The soldiers, the teen who was attacked, and the attack dogs in Beit Umar. Photo: Muhammad ‘Awwad, B’Tselem, 23 Dec. 2014
At approximately 2 P.M. on Tuesday, 23 Dec. 2014, a confrontation developed between several dozen Palestinians and soldiers in the Special Security Area (SSA) surrounding the settlement of Carmei Tzur, south of Beit Umar in the West Bank. The area is the site of frequent confrontations between soldiers and Palestinian residents of Beit Umar, whose land was appropriated for the settlement and the SSA.
The SSA, which is supposed to serve as a buffer zone that no one but security forces may enter, was established on privately-owned Palestinian land. The owners need to obtain a special permit to reach and cultivate their land, but such permits are issued for only several days a year. In contrast, security forces allow settlers free access to the stolen land.
Video filmed by B’Tselem camera volunteer Muhammad ‘Awwad. The footage shows the soldiers with the attack dogs on village land and the arrest of 16-year-old Hamzeh Abu Hashem, but not the attack itself. Further on, soldiers are seen taking the teen into the SSA and locking the gate behind them, after which Palestinians verbally confront them, demanding his release. A settler, probably the settlement’shead of security, is seen cocking his weapon and the soldiers do nothing to stop him.
During the confrontation, Palestinians threw stones at soldiers, who responded with use of crowd control weapons. About an hour after the incident began, at around 3 P.M., two soldiers arrived on the spot with two dogs, who were captured on video by B’Tselem volunteer Muhammad ‘Awwad. According to eyewitness reports, one of the dogs (seen lunging forward at the beginning of the footage) attacked and bit one of the Palestinians confronting the soldiers, 16-year-old Hamzeh Abu Hashem. The soldiers then removed the dogs, handcuffed Abu Hashem, and took him to the settlement of Carmei Tzur. From there, he was taken by ambulance to an Israeli hospital. Abu Hashem’s family reported that he was arrested and taken from hospital to Ofer Prison.
In the video footage, soldiers and dogs are seen arriving on the scene, as well as a settler – apparently the settlement’s head of security – cocking a weapon and aiming it at the Palestinians, while soldiers standing near him do nothing to intervene.

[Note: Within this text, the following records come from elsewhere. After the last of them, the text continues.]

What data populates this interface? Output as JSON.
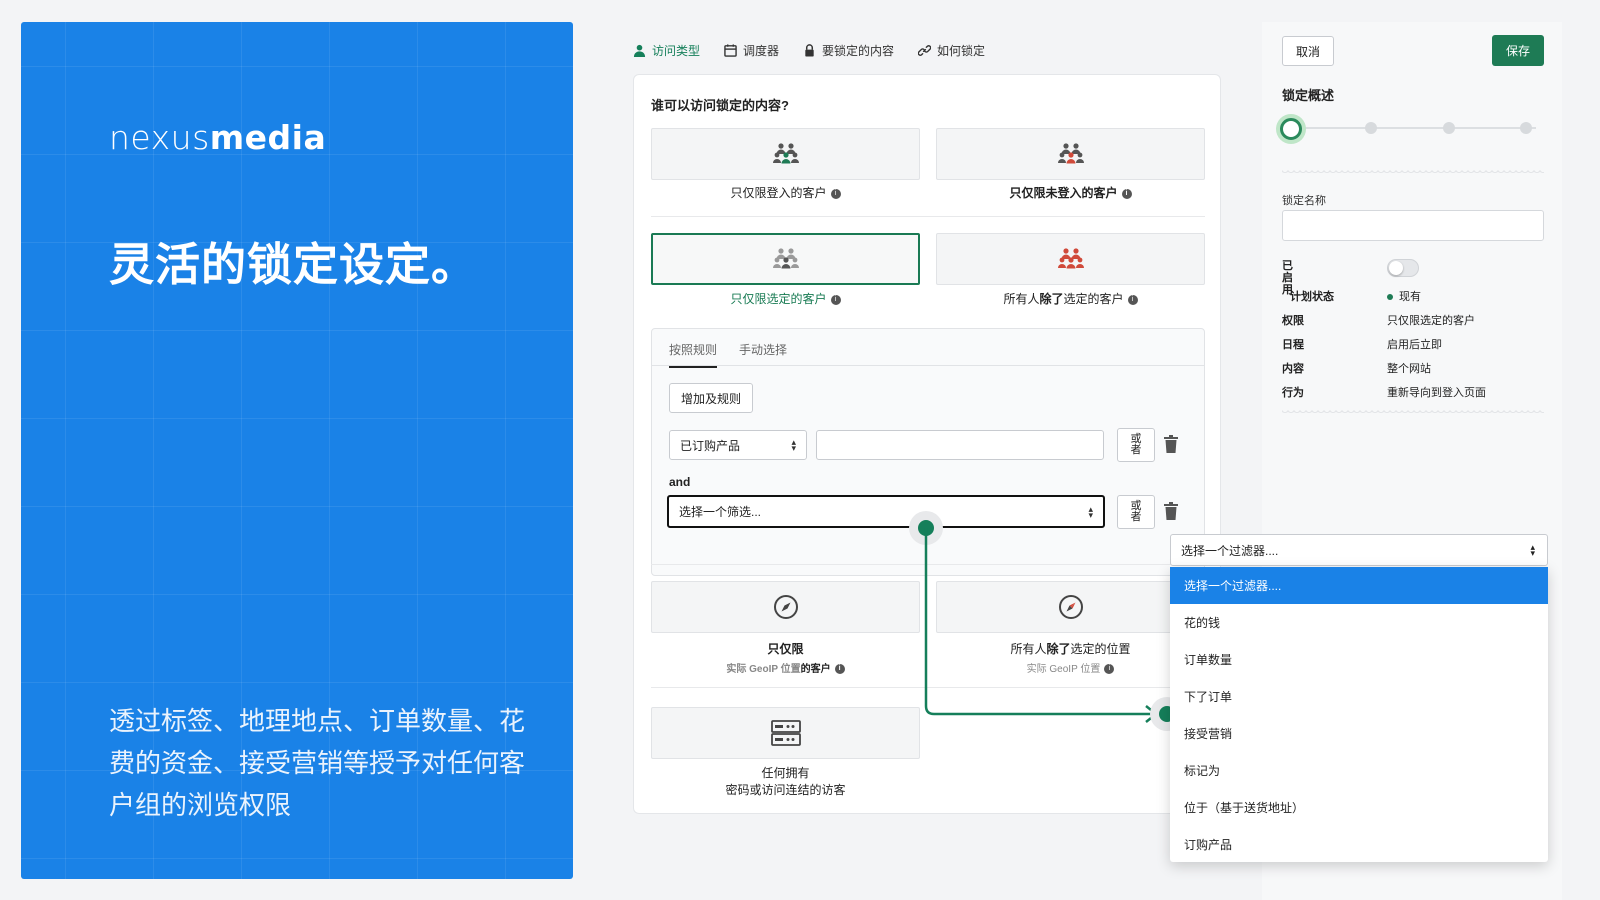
{
  "promo": {
    "logo_light": "nexus",
    "logo_bold": "media",
    "headline": "灵活的锁定设定。",
    "description": "透过标签、地理地点、订单数量、花费的资金、接受营销等授予对任何客户组的浏览权限"
  },
  "steps": [
    {
      "label": "访问类型",
      "icon": "user-icon",
      "active": true
    },
    {
      "label": "调度器",
      "icon": "calendar-icon",
      "active": false
    },
    {
      "label": "要锁定的内容",
      "icon": "lock-icon",
      "active": false
    },
    {
      "label": "如何锁定",
      "icon": "link-icon",
      "active": false
    }
  ],
  "card": {
    "question": "谁可以访问锁定的内容?",
    "options": [
      {
        "label": "只仅限登入的客户"
      },
      {
        "label": "只仅限未登入的客户"
      },
      {
        "label": "只仅限选定的客户"
      },
      {
        "label_prefix": "所有人",
        "label_bold": "除了",
        "label_suffix": "选定的客户"
      }
    ],
    "rules": {
      "tabs": [
        "按照规则",
        "手动选择"
      ],
      "add_rule": "增加及规则",
      "rule1_select": "已订购产品",
      "or_label": "或者",
      "and_label": "and",
      "rule2_select": "选择一个筛选..."
    },
    "geo_options": [
      {
        "title": "只仅限",
        "sub_gray": "实际 GeoIP 位置",
        "sub_rest": "的客户"
      },
      {
        "title_prefix": "所有人",
        "title_bold": "除了",
        "title_suffix": "选定的位置",
        "sub_gray": "实际 GeoIP 位置"
      }
    ],
    "password_option": {
      "line1": "任何拥有",
      "line2": "密码或访问连结的访客"
    }
  },
  "sidebar": {
    "cancel": "取消",
    "save": "保存",
    "overview_title": "锁定概述",
    "name_label": "锁定名称",
    "enabled_label": "已启用",
    "rows": [
      {
        "k": "计划状态",
        "v": "现有"
      },
      {
        "k": "权限",
        "v": "只仅限选定的客户"
      },
      {
        "k": "日程",
        "v": "启用后立即"
      },
      {
        "k": "内容",
        "v": "整个网站"
      },
      {
        "k": "行为",
        "v": "重新导向到登入页面"
      }
    ]
  },
  "dropdown": {
    "selected": "选择一个过滤器....",
    "items": [
      "选择一个过滤器....",
      "花的钱",
      "订单数量",
      "下了订单",
      "接受营销",
      "标记为",
      "位于（基于送货地址）",
      "订购产品"
    ]
  },
  "colors": {
    "brand_blue": "#1a82e7",
    "accent_green": "#1e7b55"
  }
}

Two months ago, on 20 Oct. 2014, B’Tselem documented a similar incident in which dogs were set on a young Palestinian man opposite the Carmei Tzur settlement’s SSA. This comes after similar incidents in which dogs were used to attack Palestinian demonstrators or in arrests of Palestinian laborers who entered Israel to without permits.
This use of dogs is dangerous and results in serious harm to unarmed persons. B’Tselem reiterates its demand that the military stop using dogs in this manner. Setting attack dogs on civilians is a horrifying act that is legally and morally reprehensible.